▶ _Problem to solve_: Retype the entries in full.

▶ _Dataset records_:
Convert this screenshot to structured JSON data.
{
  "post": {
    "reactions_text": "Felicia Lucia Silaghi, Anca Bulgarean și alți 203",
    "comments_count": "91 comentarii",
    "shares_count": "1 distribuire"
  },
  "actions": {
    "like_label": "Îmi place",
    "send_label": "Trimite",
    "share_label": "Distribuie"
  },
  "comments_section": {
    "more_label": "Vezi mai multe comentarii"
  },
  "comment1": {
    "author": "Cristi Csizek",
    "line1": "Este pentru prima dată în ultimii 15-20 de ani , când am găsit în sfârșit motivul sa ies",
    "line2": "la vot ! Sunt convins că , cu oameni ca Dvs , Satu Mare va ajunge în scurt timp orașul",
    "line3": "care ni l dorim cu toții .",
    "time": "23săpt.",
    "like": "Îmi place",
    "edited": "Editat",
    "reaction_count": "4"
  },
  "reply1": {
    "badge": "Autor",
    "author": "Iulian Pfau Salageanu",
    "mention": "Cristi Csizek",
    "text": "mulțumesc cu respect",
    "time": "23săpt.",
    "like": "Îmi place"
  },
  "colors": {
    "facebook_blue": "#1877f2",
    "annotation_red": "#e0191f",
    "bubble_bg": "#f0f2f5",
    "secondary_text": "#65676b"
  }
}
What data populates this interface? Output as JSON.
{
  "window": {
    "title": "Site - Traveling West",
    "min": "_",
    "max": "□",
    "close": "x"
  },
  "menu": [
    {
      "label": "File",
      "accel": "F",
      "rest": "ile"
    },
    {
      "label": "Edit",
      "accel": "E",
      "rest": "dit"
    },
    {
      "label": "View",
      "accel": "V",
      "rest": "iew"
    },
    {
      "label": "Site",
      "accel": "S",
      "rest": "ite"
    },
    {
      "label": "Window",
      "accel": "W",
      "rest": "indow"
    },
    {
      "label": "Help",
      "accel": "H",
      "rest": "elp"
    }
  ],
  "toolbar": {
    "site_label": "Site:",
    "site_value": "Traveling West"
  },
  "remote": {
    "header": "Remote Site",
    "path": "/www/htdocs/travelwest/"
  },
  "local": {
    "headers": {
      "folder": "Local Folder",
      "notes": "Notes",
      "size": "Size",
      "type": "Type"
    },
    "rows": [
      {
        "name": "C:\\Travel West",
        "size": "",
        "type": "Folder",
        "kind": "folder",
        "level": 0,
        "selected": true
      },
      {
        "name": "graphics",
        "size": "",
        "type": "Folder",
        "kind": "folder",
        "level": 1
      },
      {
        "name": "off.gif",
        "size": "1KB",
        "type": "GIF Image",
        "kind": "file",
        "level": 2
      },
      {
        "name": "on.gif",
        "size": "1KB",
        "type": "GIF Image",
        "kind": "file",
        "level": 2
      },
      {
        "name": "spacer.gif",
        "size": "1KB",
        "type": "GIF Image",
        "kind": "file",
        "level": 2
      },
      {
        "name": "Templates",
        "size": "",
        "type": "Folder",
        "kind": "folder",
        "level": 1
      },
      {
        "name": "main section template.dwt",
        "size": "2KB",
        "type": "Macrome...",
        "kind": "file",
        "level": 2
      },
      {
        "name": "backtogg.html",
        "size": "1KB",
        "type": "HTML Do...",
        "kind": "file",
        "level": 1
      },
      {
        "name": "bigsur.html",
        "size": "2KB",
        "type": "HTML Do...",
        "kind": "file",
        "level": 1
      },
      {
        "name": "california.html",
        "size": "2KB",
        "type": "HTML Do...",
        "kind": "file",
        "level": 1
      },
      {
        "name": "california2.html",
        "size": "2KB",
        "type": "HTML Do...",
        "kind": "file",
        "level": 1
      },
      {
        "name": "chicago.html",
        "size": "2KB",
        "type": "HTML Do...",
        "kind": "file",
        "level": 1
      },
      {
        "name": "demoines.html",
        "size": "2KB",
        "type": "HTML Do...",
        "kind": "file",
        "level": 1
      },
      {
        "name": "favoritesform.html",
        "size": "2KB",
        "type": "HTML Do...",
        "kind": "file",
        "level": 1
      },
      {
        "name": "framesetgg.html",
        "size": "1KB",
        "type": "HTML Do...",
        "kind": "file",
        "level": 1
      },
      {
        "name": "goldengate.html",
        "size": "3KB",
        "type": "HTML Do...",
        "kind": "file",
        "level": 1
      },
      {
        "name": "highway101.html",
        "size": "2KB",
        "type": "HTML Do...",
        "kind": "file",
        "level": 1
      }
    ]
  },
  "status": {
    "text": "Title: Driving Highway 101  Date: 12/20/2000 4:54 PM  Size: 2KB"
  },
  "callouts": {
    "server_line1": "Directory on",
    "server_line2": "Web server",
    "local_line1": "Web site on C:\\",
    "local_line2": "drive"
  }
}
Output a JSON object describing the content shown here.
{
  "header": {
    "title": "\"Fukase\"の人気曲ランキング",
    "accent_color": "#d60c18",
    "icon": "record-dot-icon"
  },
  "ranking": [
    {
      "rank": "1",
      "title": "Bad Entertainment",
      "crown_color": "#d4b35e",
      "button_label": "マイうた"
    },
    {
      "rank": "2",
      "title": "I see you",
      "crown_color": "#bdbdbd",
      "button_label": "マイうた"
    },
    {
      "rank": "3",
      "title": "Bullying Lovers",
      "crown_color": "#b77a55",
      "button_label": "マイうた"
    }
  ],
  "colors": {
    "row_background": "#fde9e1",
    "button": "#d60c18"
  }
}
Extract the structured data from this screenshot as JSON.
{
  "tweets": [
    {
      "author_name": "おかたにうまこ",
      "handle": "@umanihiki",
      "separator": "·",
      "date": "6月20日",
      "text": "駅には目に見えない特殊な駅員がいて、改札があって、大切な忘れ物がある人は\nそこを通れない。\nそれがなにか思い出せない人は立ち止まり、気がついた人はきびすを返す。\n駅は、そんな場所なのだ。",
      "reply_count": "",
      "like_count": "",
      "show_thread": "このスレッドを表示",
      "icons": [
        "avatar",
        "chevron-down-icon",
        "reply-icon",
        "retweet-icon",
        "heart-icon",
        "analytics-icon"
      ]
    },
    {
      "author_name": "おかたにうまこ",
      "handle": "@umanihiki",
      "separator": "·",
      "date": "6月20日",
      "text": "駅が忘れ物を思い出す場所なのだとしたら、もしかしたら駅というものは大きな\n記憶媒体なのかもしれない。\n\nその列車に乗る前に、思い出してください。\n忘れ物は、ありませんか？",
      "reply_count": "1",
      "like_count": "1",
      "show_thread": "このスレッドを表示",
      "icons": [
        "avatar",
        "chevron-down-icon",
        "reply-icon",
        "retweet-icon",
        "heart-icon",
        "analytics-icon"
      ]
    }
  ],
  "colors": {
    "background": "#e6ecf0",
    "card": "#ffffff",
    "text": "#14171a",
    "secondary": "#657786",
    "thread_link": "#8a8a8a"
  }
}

▶ _Written solution_:
Convert this screenshot to structured JSON data.
{
  "post": {
    "reactions_text": "Felicia Lucia Silaghi, Anca Bulgarean și alți 203",
    "comments_count": "91 comentarii",
    "shares_count": "1 distribuire"
  },
  "actions": {
    "like_label": "Îmi place",
    "send_label": "Trimite",
    "share_label": "Distribuie"
  },
  "comments_section": {
    "more_label": "Vezi mai multe comentarii"
  },
  "comment1": {
    "author": "Cristi Csizek",
    "line1": "Este pentru prima dată în ultimii 15-20 de ani , când am găsit în sfârșit motivul sa ies",
    "line2": "la vot ! Sunt convins că , cu oameni ca Dvs , Satu Mare va ajunge în scurt timp orașul",
    "line3": "care ni l dorim cu toții .",
    "time": "23săpt.",
    "like": "Îmi place",
    "edited": "Editat",
    "reaction_count": "4"
  },
  "reply1": {
    "badge": "Autor",
    "author": "Iulian Pfau Salageanu",
    "mention": "Cristi Csizek",
    "text": "mulțumesc cu respect",
    "time": "23săpt.",
    "like": "Îmi place"
  },
  "colors": {
    "facebook_blue": "#1877f2",
    "annotation_red": "#e0191f",
    "bubble_bg": "#f0f2f5",
    "secondary_text": "#65676b"
  }
}
What data populates this interface? Output as JSON.
{
  "window": {
    "title": "Site - Traveling West",
    "min": "_",
    "max": "□",
    "close": "x"
  },
  "menu": [
    {
      "label": "File",
      "accel": "F",
      "rest": "ile"
    },
    {
      "label": "Edit",
      "accel": "E",
      "rest": "dit"
    },
    {
      "label": "View",
      "accel": "V",
      "rest": "iew"
    },
    {
      "label": "Site",
      "accel": "S",
      "rest": "ite"
    },
    {
      "label": "Window",
      "accel": "W",
      "rest": "indow"
    },
    {
      "label": "Help",
      "accel": "H",
      "rest": "elp"
    }
  ],
  "toolbar": {
    "site_label": "Site:",
    "site_value": "Traveling West"
  },
  "remote": {
    "header": "Remote Site",
    "path": "/www/htdocs/travelwest/"
  },
  "local": {
    "headers": {
      "folder": "Local Folder",
      "notes": "Notes",
      "size": "Size",
      "type": "Type"
    },
    "rows": [
      {
        "name": "C:\\Travel West",
        "size": "",
        "type": "Folder",
        "kind": "folder",
        "level": 0,
        "selected": true
      },
      {
        "name": "graphics",
        "size": "",
        "type": "Folder",
        "kind": "folder",
        "level": 1
      },
      {
        "name": "off.gif",
        "size": "1KB",
        "type": "GIF Image",
        "kind": "file",
        "level": 2
      },
      {
        "name": "on.gif",
        "size": "1KB",
        "type": "GIF Image",
        "kind": "file",
        "level": 2
      },
      {
        "name": "spacer.gif",
        "size": "1KB",
        "type": "GIF Image",
        "kind": "file",
        "level": 2
      },
      {
        "name": "Templates",
        "size": "",
        "type": "Folder",
        "kind": "folder",
        "level": 1
      },
      {
        "name": "main section template.dwt",
        "size": "2KB",
        "type": "Macrome...",
        "kind": "file",
        "level": 2
      },
      {
        "name": "backtogg.html",
        "size": "1KB",
        "type": "HTML Do...",
        "kind": "file",
        "level": 1
      },
      {
        "name": "bigsur.html",
        "size": "2KB",
        "type": "HTML Do...",
        "kind": "file",
        "level": 1
      },
      {
        "name": "california.html",
        "size": "2KB",
        "type": "HTML Do...",
        "kind": "file",
        "level": 1
      },
      {
        "name": "california2.html",
        "size": "2KB",
        "type": "HTML Do...",
        "kind": "file",
        "level": 1
      },
      {
        "name": "chicago.html",
        "size": "2KB",
        "type": "HTML Do...",
        "kind": "file",
        "level": 1
      },
      {
        "name": "demoines.html",
        "size": "2KB",
        "type": "HTML Do...",
        "kind": "file",
        "level": 1
      },
      {
        "name": "favoritesform.html",
        "size": "2KB",
        "type": "HTML Do...",
        "kind": "file",
        "level": 1
      },
      {
        "name": "framesetgg.html",
        "size": "1KB",
        "type": "HTML Do...",
        "kind": "file",
        "level": 1
      },
      {
        "name": "goldengate.html",
        "size": "3KB",
        "type": "HTML Do...",
        "kind": "file",
        "level": 1
      },
      {
        "name": "highway101.html",
        "size": "2KB",
        "type": "HTML Do...",
        "kind": "file",
        "level": 1
      }
    ]
  },
  "status": {
    "text": "Title: Driving Highway 101  Date: 12/20/2000 4:54 PM  Size: 2KB"
  },
  "callouts": {
    "server_line1": "Directory on",
    "server_line2": "Web server",
    "local_line1": "Web site on C:\\",
    "local_line2": "drive"
  }
}
Output a JSON object describing the content shown here.
{
  "header": {
    "title": "\"Fukase\"の人気曲ランキング",
    "accent_color": "#d60c18",
    "icon": "record-dot-icon"
  },
  "ranking": [
    {
      "rank": "1",
      "title": "Bad Entertainment",
      "crown_color": "#d4b35e",
      "button_label": "マイうた"
    },
    {
      "rank": "2",
      "title": "I see you",
      "crown_color": "#bdbdbd",
      "button_label": "マイうた"
    },
    {
      "rank": "3",
      "title": "Bullying Lovers",
      "crown_color": "#b77a55",
      "button_label": "マイうた"
    }
  ],
  "colors": {
    "row_background": "#fde9e1",
    "button": "#d60c18"
  }
}
Extract the structured data from this screenshot as JSON.
{
  "tweets": [
    {
      "author_name": "おかたにうまこ",
      "handle": "@umanihiki",
      "separator": "·",
      "date": "6月20日",
      "text": "駅には目に見えない特殊な駅員がいて、改札があって、大切な忘れ物がある人は\nそこを通れない。\nそれがなにか思い出せない人は立ち止まり、気がついた人はきびすを返す。\n駅は、そんな場所なのだ。",
      "reply_count": "",
      "like_count": "",
      "show_thread": "このスレッドを表示",
      "icons": [
        "avatar",
        "chevron-down-icon",
        "reply-icon",
        "retweet-icon",
        "heart-icon",
        "analytics-icon"
      ]
    },
    {
      "author_name": "おかたにうまこ",
      "handle": "@umanihiki",
      "separator": "·",
      "date": "6月20日",
      "text": "駅が忘れ物を思い出す場所なのだとしたら、もしかしたら駅というものは大きな\n記憶媒体なのかもしれない。\n\nその列車に乗る前に、思い出してください。\n忘れ物は、ありませんか？",
      "reply_count": "1",
      "like_count": "1",
      "show_thread": "このスレッドを表示",
      "icons": [
        "avatar",
        "chevron-down-icon",
        "reply-icon",
        "retweet-icon",
        "heart-icon",
        "analytics-icon"
      ]
    }
  ],
  "colors": {
    "background": "#e6ecf0",
    "card": "#ffffff",
    "text": "#14171a",
    "secondary": "#657786",
    "thread_link": "#8a8a8a"
  }
}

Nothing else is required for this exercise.